That same week I saw that New York networking organization The Network was having a seminar with members of the casting teams of all three L&O's in New York, and I signed up immediately. Paul J. Michael, who runs The Network, is very discerning about who he lets enter seminars, so it was a compliment that I was admitted. I presented the sides they chose for me and felt great about my performance. I met Huffman there, and it turns out he is in the same fraternity as me: Pi Kappa Alpha. I was president of my chapter as an undergrad, so we went on about that for a minute, and I invited him out to my showcase. Hopefully, I planted a seed for the future.

My school, T. Schreiber Studio, just finished putting up a run of The Real Thing, by Tom Stoppard. I am so proud of being a member of the acting company there because they always put on spectacular productions. I went to the studio to drop off post cards, and whom do I find is attending that evening's performance? Edward Albee. I spoke with him for a second and found him to be quite funny. I invited him out to the showcase I am producing, and he said if he were in town, he would try to attend. He said he likes to travel as much as he can to try and stay a "moving target."

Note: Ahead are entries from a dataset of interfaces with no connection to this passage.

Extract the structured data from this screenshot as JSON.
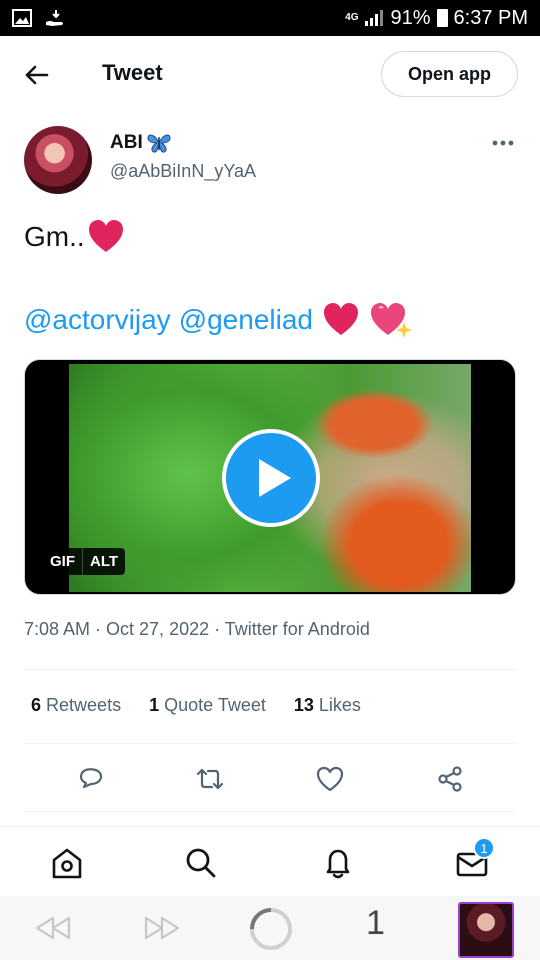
{
  "status_bar": {
    "network": "4G",
    "battery": "91%",
    "time": "6:37 PM"
  },
  "header": {
    "title": "Tweet",
    "open_app": "Open app"
  },
  "author": {
    "name": "ABI",
    "handle": "@aAbBiInN_yYaA"
  },
  "tweet": {
    "line1": "Gm..",
    "mention1": "@actorvijay",
    "mention2": "@geneliad",
    "media_badges": [
      "GIF",
      "ALT"
    ],
    "meta": "7:08 AM · Oct 27, 2022 · Twitter for Android"
  },
  "stats": {
    "retweets_count": "6",
    "retweets_label": "Retweets",
    "quotes_count": "1",
    "quotes_label": "Quote Tweet",
    "likes_count": "13",
    "likes_label": "Likes"
  },
  "bottom_nav": {
    "notification_badge": "1"
  },
  "browser": {
    "tab_count": "1"
  },
  "colors": {
    "accent": "#1d9bf0",
    "text": "#0f1419",
    "secondary": "#536471",
    "heart": "#e0245e"
  }
}
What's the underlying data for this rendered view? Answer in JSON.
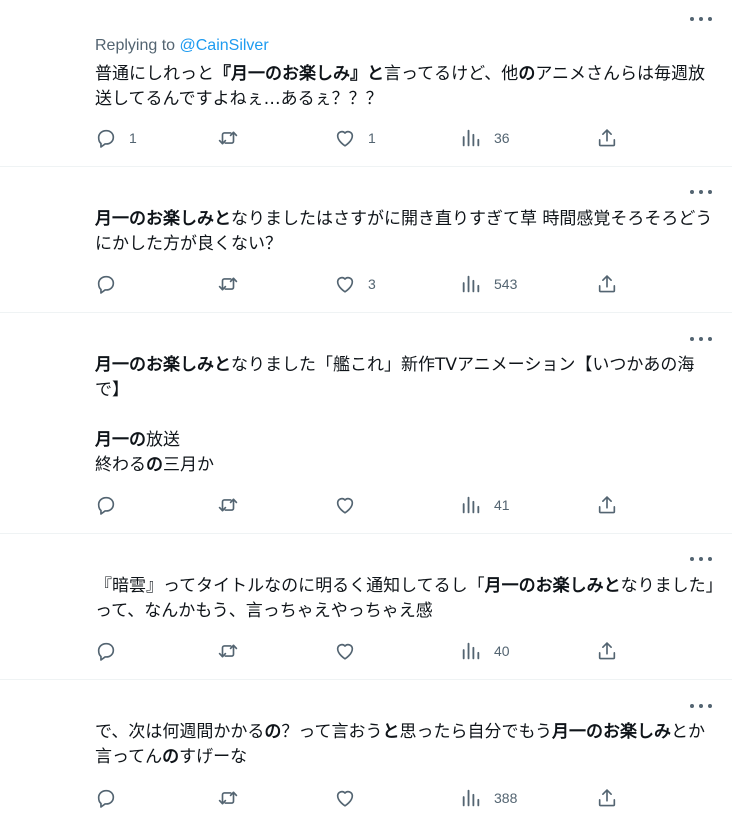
{
  "tweets": [
    {
      "replying_to_label": "Replying to",
      "replying_to_handle": "@CainSilver",
      "text_segments": [
        {
          "t": "普通にしれっと",
          "b": false
        },
        {
          "t": "『月一のお楽しみ』と",
          "b": true
        },
        {
          "t": "言ってるけど、他",
          "b": false
        },
        {
          "t": "の",
          "b": true
        },
        {
          "t": "アニメさんらは毎週放送してるんですよねぇ…あるぇ？？？",
          "b": false
        }
      ],
      "reply_count": "1",
      "retweet_count": "",
      "like_count": "1",
      "view_count": "36"
    },
    {
      "text_segments": [
        {
          "t": "月一のお楽しみと",
          "b": true
        },
        {
          "t": "なりましたはさすがに開き直りすぎて草 時間感覚そろそろどうにかした方が良くない？",
          "b": false
        }
      ],
      "reply_count": "",
      "retweet_count": "",
      "like_count": "3",
      "view_count": "543"
    },
    {
      "text_segments": [
        {
          "t": "月一のお楽しみと",
          "b": true
        },
        {
          "t": "なりました「艦これ」新作TVアニメーション【いつかあの海で】\n\n",
          "b": false
        },
        {
          "t": "月一の",
          "b": true
        },
        {
          "t": "放送\n終わる",
          "b": false
        },
        {
          "t": "の",
          "b": true
        },
        {
          "t": "三月か",
          "b": false
        }
      ],
      "reply_count": "",
      "retweet_count": "",
      "like_count": "",
      "view_count": "41"
    },
    {
      "text_segments": [
        {
          "t": "『暗雲』ってタイトルなのに明るく通知してるし「",
          "b": false
        },
        {
          "t": "月一のお楽しみと",
          "b": true
        },
        {
          "t": "なりました」って、なんかもう、言っちゃえやっちゃえ感",
          "b": false
        }
      ],
      "reply_count": "",
      "retweet_count": "",
      "like_count": "",
      "view_count": "40"
    },
    {
      "text_segments": [
        {
          "t": "で、次は何週間かかる",
          "b": false
        },
        {
          "t": "の",
          "b": true
        },
        {
          "t": "？って言おう",
          "b": false
        },
        {
          "t": "と",
          "b": true
        },
        {
          "t": "思ったら自分でもう",
          "b": false
        },
        {
          "t": "月一のお楽しみ",
          "b": true
        },
        {
          "t": "とか言ってん",
          "b": false
        },
        {
          "t": "の",
          "b": true
        },
        {
          "t": "すげーな",
          "b": false
        }
      ],
      "reply_count": "",
      "retweet_count": "",
      "like_count": "",
      "view_count": "388"
    }
  ],
  "icons": {
    "reply": "reply-icon",
    "retweet": "retweet-icon",
    "like": "heart-icon",
    "views": "views-icon",
    "share": "share-icon",
    "more": "more-icon"
  },
  "colors": {
    "text": "#0f1419",
    "secondary": "#536471",
    "link": "#1d9bf0",
    "divider": "#eff3f4"
  }
}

I have been mailing my Take Five columns out, and LaMont Craig from As the World Turns auditioned me. I didn't get the part, but he said he'd come to the showcase. Quote for the month is from The Departed: "No one's gonna give it to you; you're gonna have to take it."

Separating Life and Art
Julian Miller, Philadelphia

Howdy all! Well, I've passed the halfway point in the contract for All Shook Up, and it has certainly been very much the experience I hoped for. It has challenged me in a lot of ways. It has reaffirmed so many things about the kind of actor I want to be and the kind of person I want to be. Furthermore, it has allowed me to reconnect with the idea that one should never betray the other. I am a person who happens to act. Acting is what I do, not who I am, and here I think I've learned that blurring the lines can often do more harm than good. I've come across some actors who prefer to martyr themselves to the "drama" that can occur outside of the theater. My job is simply too important to me to allow me to waste time on the things that don't matter.

One thing that has been made abundantly clear is that as actors, when we make choices that do not enhance our ability to do our jobs, we pay for those choices. We might not realize how, but the cost is there nonetheless. Those choices may keep us mired in the day-to-day operations of a theater or its casting policies, when we should be focused on the future and the lessons we are meant to be taking from the current experience. Those choices may make you seem unprofessional and ruin your reputation for a group of your peers—as has been the case here. As a young black actor, I am here to learn, do my job, be the best that I can be, and constantly prepare myself so that when the right opportunities present themselves, I am able and ready to capitalize upon them.

I've got several options as to what comes next, and a casting director is coming to see a performance of All Shook Up specifically because I couldn't attend his auditions. He is driving about three hours, which I must admit has me feeling pretty good about myself. A perfect example of why it is important to be a professional and courteous actor? I'm glad you asked. He has also expressed to me that I am welcome to "introduce" him to any of the other actors from the show whom I've enjoyed working with and would like to work with again. There are a few people on the "I can't wait to work with you again" list and, sadly, a few on the "never again" list.

I have two weeks left here in Indiana, and it is unbelievable how quickly the time flies and how much experience we are able to pack into it. I am ready to take what I've learned into the next venue and stage in my life. Cheers.